→ **Activity**:
Please filter the listing below and copy out the lines that hold "text".

→ **Provided records**:
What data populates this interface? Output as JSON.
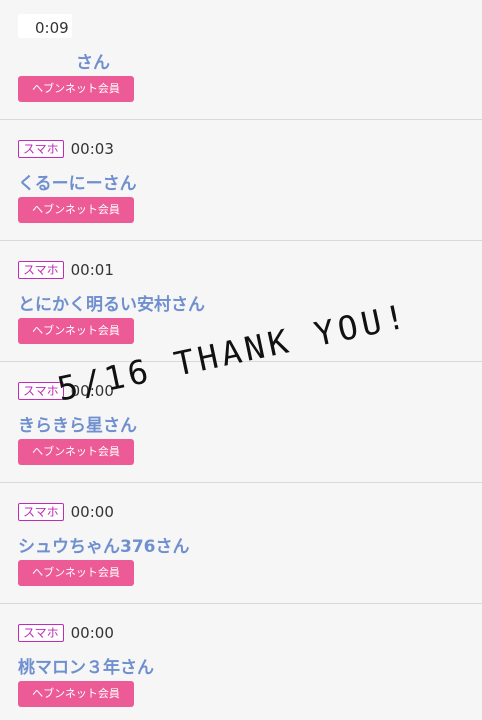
{
  "entries": [
    {
      "badge": "",
      "time": "0:09",
      "name": "さん",
      "member_label": "ヘブンネット会員"
    },
    {
      "badge": "スマホ",
      "time": "00:03",
      "name": "くるーにーさん",
      "member_label": "ヘブンネット会員"
    },
    {
      "badge": "スマホ",
      "time": "00:01",
      "name": "とにかく明るい安村さん",
      "member_label": "ヘブンネット会員"
    },
    {
      "badge": "スマホ",
      "time": "00:00",
      "name": "きらきら星さん",
      "member_label": "ヘブンネット会員"
    },
    {
      "badge": "スマホ",
      "time": "00:00",
      "name": "シュウちゃん376さん",
      "member_label": "ヘブンネット会員"
    },
    {
      "badge": "スマホ",
      "time": "00:00",
      "name": "桃マロン３年さん",
      "member_label": "ヘブンネット会員"
    }
  ],
  "overlay": {
    "text": "5/16 THANK YOU!"
  }
}
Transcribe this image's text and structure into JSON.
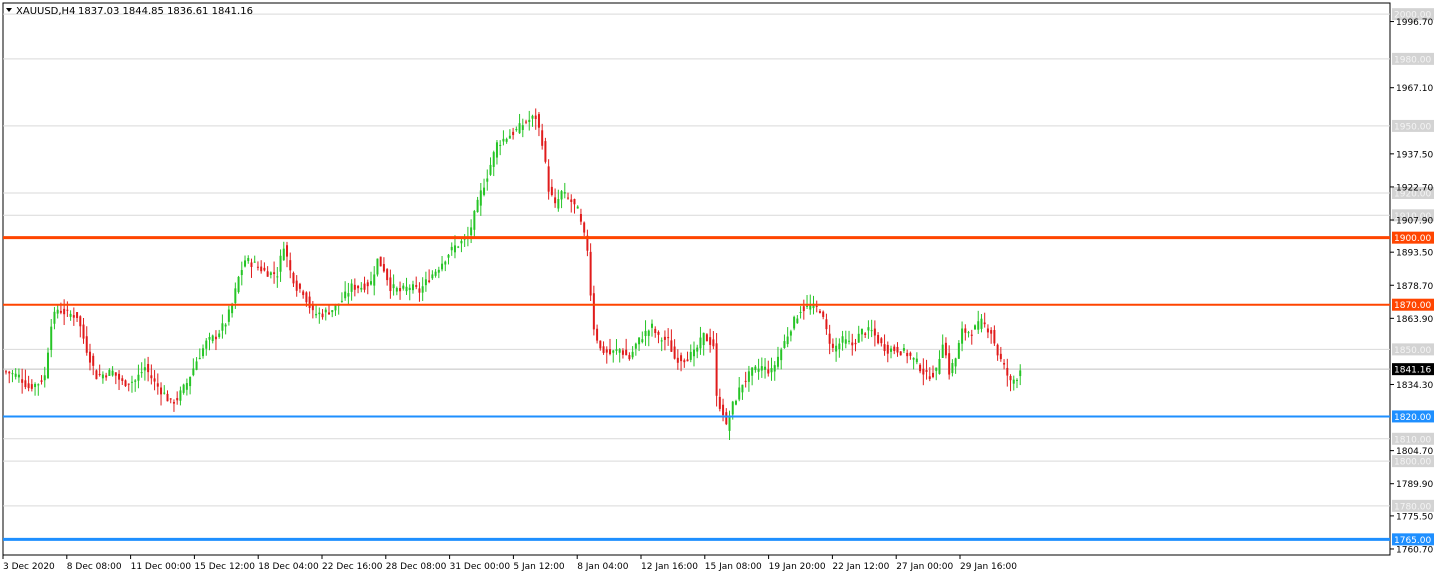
{
  "header": {
    "symbol": "XAUUSD,H4",
    "ohlc": "1837.03 1844.85 1836.61 1841.16"
  },
  "chart_data": {
    "type": "candlestick",
    "title": "XAUUSD,H4",
    "ylim": [
      1758,
      2005
    ],
    "y_ticks": [
      1996.7,
      1967.1,
      1937.5,
      1922.7,
      1907.9,
      1893.5,
      1878.7,
      1863.9,
      1834.3,
      1804.7,
      1789.9,
      1775.5,
      1760.7
    ],
    "x_ticks": [
      "3 Dec 2020",
      "8 Dec 08:00",
      "11 Dec 00:00",
      "15 Dec 12:00",
      "18 Dec 04:00",
      "22 Dec 16:00",
      "28 Dec 08:00",
      "31 Dec 00:00",
      "5 Jan 12:00",
      "8 Jan 04:00",
      "12 Jan 16:00",
      "15 Jan 08:00",
      "19 Jan 20:00",
      "22 Jan 12:00",
      "27 Jan 00:00",
      "29 Jan 16:00"
    ],
    "current_price": 1841.16,
    "up_color": "#26c426",
    "down_color": "#e01b1b",
    "levels": [
      {
        "price": 1900.0,
        "label": "1900.00",
        "color": "#ff4500",
        "style": "thick"
      },
      {
        "price": 1870.0,
        "label": "1870.00",
        "color": "#ff4500",
        "style": "normal"
      },
      {
        "price": 1820.0,
        "label": "1820.00",
        "color": "#1e8fff",
        "style": "normal"
      },
      {
        "price": 1765.0,
        "label": "1765.00",
        "color": "#1e8fff",
        "style": "thick"
      }
    ],
    "minor_levels": [
      {
        "price": 2000.0,
        "label": "2000.00"
      },
      {
        "price": 1980.0,
        "label": "1980.00"
      },
      {
        "price": 1950.0,
        "label": "1950.00"
      },
      {
        "price": 1920.0,
        "label": "1920.00"
      },
      {
        "price": 1910.0,
        "label": "1910.00"
      },
      {
        "price": 1850.0,
        "label": "1850.00"
      },
      {
        "price": 1810.0,
        "label": "1810.00"
      },
      {
        "price": 1800.0,
        "label": "1800.00"
      },
      {
        "price": 1780.0,
        "label": "1780.00"
      }
    ],
    "anchors": [
      [
        0,
        1840
      ],
      [
        4,
        1838
      ],
      [
        7,
        1833
      ],
      [
        10,
        1835
      ],
      [
        12,
        1838
      ],
      [
        14,
        1862
      ],
      [
        16,
        1868
      ],
      [
        19,
        1866
      ],
      [
        22,
        1865
      ],
      [
        25,
        1850
      ],
      [
        28,
        1838
      ],
      [
        33,
        1840
      ],
      [
        36,
        1835
      ],
      [
        40,
        1836
      ],
      [
        43,
        1842
      ],
      [
        46,
        1835
      ],
      [
        49,
        1830
      ],
      [
        51,
        1826
      ],
      [
        53,
        1828
      ],
      [
        56,
        1835
      ],
      [
        59,
        1845
      ],
      [
        62,
        1853
      ],
      [
        65,
        1856
      ],
      [
        68,
        1862
      ],
      [
        70,
        1870
      ],
      [
        72,
        1882
      ],
      [
        74,
        1890
      ],
      [
        77,
        1888
      ],
      [
        80,
        1885
      ],
      [
        82,
        1884
      ],
      [
        84,
        1884
      ],
      [
        86,
        1897
      ],
      [
        88,
        1885
      ],
      [
        90,
        1878
      ],
      [
        92,
        1876
      ],
      [
        95,
        1866
      ],
      [
        98,
        1866
      ],
      [
        101,
        1868
      ],
      [
        104,
        1872
      ],
      [
        107,
        1878
      ],
      [
        110,
        1878
      ],
      [
        113,
        1880
      ],
      [
        115,
        1890
      ],
      [
        117,
        1886
      ],
      [
        119,
        1878
      ],
      [
        122,
        1876
      ],
      [
        125,
        1878
      ],
      [
        128,
        1876
      ],
      [
        131,
        1882
      ],
      [
        134,
        1887
      ],
      [
        137,
        1893
      ],
      [
        139,
        1896
      ],
      [
        141,
        1898
      ],
      [
        143,
        1900
      ],
      [
        145,
        1910
      ],
      [
        147,
        1920
      ],
      [
        149,
        1928
      ],
      [
        152,
        1942
      ],
      [
        155,
        1945
      ],
      [
        158,
        1948
      ],
      [
        161,
        1952
      ],
      [
        164,
        1954
      ],
      [
        166,
        1943
      ],
      [
        168,
        1922
      ],
      [
        170,
        1914
      ],
      [
        172,
        1920
      ],
      [
        175,
        1916
      ],
      [
        177,
        1912
      ],
      [
        178,
        1906
      ],
      [
        180,
        1895
      ],
      [
        181,
        1875
      ],
      [
        182,
        1860
      ],
      [
        184,
        1850
      ],
      [
        187,
        1848
      ],
      [
        190,
        1850
      ],
      [
        193,
        1846
      ],
      [
        195,
        1852
      ],
      [
        197,
        1856
      ],
      [
        200,
        1860
      ],
      [
        202,
        1855
      ],
      [
        205,
        1854
      ],
      [
        207,
        1846
      ],
      [
        210,
        1846
      ],
      [
        213,
        1848
      ],
      [
        216,
        1856
      ],
      [
        219,
        1852
      ],
      [
        220,
        1828
      ],
      [
        222,
        1822
      ],
      [
        223,
        1815
      ],
      [
        225,
        1825
      ],
      [
        228,
        1835
      ],
      [
        231,
        1840
      ],
      [
        234,
        1842
      ],
      [
        237,
        1840
      ],
      [
        240,
        1850
      ],
      [
        243,
        1860
      ],
      [
        246,
        1868
      ],
      [
        249,
        1869
      ],
      [
        252,
        1868
      ],
      [
        254,
        1858
      ],
      [
        256,
        1850
      ],
      [
        259,
        1854
      ],
      [
        262,
        1852
      ],
      [
        265,
        1858
      ],
      [
        268,
        1858
      ],
      [
        271,
        1852
      ],
      [
        273,
        1850
      ],
      [
        276,
        1850
      ],
      [
        279,
        1848
      ],
      [
        282,
        1844
      ],
      [
        285,
        1838
      ],
      [
        288,
        1840
      ],
      [
        290,
        1854
      ],
      [
        292,
        1840
      ],
      [
        294,
        1846
      ],
      [
        296,
        1858
      ],
      [
        299,
        1858
      ],
      [
        302,
        1862
      ],
      [
        305,
        1858
      ],
      [
        307,
        1848
      ],
      [
        309,
        1842
      ],
      [
        311,
        1835
      ],
      [
        313,
        1838
      ],
      [
        314,
        1842
      ]
    ]
  }
}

→ **Expected answer**:
    "text": "5/16 THANK YOU!"
Transcribe this image's text and structure into JSON.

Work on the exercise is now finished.